### TASK DETAILS
The word to look for is "Образец". Report every line of the entries below that has it.

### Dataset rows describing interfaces
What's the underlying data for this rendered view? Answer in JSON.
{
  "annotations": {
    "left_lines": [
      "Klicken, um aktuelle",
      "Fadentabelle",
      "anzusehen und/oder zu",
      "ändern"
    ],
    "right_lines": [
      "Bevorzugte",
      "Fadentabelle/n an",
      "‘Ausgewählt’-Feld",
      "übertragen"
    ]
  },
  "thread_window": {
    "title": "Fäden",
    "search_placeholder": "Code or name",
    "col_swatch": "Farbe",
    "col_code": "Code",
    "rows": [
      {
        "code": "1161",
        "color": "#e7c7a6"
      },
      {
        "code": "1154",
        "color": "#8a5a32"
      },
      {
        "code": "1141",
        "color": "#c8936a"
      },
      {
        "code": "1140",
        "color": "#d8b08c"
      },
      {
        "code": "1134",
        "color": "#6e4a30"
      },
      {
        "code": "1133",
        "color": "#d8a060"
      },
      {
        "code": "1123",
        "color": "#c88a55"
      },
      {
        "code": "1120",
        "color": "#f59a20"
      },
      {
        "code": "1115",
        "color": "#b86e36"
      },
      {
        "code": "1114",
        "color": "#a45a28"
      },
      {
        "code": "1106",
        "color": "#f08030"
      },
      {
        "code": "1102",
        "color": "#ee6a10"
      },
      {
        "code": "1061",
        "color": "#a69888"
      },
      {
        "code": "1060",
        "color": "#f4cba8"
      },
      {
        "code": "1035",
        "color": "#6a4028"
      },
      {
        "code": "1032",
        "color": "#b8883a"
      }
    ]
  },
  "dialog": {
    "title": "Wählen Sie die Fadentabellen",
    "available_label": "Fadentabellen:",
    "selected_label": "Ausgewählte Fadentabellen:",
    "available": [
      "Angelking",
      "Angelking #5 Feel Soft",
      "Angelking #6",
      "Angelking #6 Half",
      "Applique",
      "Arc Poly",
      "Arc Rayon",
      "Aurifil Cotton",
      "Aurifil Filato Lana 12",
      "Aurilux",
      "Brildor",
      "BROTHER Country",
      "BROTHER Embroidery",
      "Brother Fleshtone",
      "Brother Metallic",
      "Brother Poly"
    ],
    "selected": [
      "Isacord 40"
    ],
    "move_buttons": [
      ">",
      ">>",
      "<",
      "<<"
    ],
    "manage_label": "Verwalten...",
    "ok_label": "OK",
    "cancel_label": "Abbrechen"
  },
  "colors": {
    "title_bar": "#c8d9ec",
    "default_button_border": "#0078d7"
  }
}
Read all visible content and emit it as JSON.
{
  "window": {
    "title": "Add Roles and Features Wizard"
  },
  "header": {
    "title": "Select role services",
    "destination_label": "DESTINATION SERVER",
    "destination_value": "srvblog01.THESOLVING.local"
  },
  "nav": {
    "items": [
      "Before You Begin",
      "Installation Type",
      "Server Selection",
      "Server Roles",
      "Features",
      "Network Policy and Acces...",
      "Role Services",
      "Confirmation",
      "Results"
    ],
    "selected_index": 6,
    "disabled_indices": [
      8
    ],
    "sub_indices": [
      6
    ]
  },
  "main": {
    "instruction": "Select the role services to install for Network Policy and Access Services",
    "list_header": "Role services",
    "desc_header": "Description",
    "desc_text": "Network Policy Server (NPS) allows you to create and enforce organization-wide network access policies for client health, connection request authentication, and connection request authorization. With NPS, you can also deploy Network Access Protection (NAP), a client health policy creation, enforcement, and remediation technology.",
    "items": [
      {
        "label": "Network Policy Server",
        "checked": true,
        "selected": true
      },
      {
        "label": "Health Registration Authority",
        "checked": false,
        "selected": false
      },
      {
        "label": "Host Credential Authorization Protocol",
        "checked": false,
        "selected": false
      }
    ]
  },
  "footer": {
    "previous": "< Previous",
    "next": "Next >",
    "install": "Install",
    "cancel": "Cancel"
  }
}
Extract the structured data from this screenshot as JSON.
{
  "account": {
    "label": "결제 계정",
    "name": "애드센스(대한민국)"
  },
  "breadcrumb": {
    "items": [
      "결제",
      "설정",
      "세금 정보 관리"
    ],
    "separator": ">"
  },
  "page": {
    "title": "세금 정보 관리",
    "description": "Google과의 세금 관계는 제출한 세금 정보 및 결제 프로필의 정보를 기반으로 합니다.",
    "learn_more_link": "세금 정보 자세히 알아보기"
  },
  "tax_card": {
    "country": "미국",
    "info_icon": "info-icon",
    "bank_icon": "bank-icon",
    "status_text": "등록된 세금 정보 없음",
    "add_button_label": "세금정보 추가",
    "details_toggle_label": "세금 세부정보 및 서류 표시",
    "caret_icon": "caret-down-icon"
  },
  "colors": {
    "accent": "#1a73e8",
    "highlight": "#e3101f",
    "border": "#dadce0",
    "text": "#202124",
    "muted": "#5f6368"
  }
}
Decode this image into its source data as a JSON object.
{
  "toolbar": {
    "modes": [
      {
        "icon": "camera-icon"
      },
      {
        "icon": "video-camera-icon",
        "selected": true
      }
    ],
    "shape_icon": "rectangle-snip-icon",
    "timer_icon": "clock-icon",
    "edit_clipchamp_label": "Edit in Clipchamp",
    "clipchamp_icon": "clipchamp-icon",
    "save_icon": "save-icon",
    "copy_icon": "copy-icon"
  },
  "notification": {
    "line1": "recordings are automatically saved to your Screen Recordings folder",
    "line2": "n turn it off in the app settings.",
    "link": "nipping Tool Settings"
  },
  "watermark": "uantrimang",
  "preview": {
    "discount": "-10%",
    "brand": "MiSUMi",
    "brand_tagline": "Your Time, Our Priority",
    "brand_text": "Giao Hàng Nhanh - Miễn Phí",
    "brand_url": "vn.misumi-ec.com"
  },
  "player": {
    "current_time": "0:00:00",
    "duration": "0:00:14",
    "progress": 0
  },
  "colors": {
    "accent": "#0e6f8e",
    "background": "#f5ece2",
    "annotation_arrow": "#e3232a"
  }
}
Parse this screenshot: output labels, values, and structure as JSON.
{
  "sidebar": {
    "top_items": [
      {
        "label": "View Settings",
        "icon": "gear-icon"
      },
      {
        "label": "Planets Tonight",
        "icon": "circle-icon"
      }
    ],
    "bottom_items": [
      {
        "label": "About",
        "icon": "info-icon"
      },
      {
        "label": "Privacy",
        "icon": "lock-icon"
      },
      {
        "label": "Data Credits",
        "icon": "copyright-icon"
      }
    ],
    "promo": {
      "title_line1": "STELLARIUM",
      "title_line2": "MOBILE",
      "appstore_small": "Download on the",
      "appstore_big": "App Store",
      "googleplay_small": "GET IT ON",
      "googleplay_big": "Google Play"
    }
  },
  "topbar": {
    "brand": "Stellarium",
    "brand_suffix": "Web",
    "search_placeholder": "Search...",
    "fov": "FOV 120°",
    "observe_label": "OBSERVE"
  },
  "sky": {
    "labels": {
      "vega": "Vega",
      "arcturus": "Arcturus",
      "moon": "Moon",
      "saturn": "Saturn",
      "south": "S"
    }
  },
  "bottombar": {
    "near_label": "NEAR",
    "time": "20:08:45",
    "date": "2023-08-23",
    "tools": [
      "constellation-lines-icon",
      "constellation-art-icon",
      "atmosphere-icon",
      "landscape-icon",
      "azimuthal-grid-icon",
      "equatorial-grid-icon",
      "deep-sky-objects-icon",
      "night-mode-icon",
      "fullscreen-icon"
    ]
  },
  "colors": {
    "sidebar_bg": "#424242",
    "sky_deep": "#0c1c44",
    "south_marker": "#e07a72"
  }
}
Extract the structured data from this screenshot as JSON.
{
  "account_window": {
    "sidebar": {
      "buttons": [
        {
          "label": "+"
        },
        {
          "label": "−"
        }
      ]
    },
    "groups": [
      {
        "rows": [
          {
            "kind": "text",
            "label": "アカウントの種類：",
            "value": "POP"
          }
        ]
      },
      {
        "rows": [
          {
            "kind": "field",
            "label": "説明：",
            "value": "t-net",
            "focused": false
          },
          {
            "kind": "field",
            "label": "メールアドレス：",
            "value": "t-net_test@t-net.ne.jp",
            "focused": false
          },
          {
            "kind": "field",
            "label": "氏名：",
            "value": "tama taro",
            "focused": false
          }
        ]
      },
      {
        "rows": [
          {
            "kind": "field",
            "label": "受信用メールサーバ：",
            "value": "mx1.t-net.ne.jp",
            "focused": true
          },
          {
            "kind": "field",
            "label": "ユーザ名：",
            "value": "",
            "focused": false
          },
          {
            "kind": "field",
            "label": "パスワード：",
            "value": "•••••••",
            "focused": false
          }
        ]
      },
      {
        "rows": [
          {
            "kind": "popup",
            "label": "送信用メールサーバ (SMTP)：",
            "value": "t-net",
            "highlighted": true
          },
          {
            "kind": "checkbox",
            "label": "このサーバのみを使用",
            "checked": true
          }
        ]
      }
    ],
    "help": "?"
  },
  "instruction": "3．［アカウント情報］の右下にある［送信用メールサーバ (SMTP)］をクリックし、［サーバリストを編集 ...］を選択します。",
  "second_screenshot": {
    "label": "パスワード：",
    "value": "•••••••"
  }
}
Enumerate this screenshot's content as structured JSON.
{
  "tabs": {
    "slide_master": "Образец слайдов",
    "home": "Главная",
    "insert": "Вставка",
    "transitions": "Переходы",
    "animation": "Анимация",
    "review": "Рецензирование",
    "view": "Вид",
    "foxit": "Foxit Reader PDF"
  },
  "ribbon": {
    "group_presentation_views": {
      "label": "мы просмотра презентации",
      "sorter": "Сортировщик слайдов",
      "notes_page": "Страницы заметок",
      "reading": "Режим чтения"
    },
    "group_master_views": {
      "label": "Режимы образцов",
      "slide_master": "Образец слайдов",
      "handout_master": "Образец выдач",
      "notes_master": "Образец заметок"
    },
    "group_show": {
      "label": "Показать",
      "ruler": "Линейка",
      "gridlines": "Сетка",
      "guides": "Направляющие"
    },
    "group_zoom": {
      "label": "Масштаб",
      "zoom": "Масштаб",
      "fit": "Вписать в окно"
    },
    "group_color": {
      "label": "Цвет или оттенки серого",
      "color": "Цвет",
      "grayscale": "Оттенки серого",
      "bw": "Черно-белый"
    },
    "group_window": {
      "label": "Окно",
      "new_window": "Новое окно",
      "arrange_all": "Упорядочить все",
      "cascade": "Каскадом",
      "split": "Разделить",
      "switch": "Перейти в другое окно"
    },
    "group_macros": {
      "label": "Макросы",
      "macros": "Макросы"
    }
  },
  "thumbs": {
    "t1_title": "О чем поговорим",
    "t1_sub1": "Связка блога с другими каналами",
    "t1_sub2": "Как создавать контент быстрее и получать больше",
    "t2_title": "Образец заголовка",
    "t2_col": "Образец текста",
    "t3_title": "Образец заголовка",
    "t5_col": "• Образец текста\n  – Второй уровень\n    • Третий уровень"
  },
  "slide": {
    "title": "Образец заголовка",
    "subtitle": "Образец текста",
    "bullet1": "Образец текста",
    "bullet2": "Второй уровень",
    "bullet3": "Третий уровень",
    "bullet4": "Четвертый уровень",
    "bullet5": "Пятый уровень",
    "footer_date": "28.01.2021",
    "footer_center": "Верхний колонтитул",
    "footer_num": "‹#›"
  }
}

### FINAL ANSWER
    "slide_master": "Образец слайдов",
      "slide_master": "Образец слайдов",
      "handout_master": "Образец выдач",
      "notes_master": "Образец заметок"
    "t2_title": "Образец заголовка",
    "t2_col": "Образец текста",
    "t3_title": "Образец заголовка",
    "t5_col": "• Образец текста\n  – Второй уровень\n    • Третий уровень"
    "title": "Образец заголовка",
    "subtitle": "Образец текста",
    "bullet1": "Образец текста",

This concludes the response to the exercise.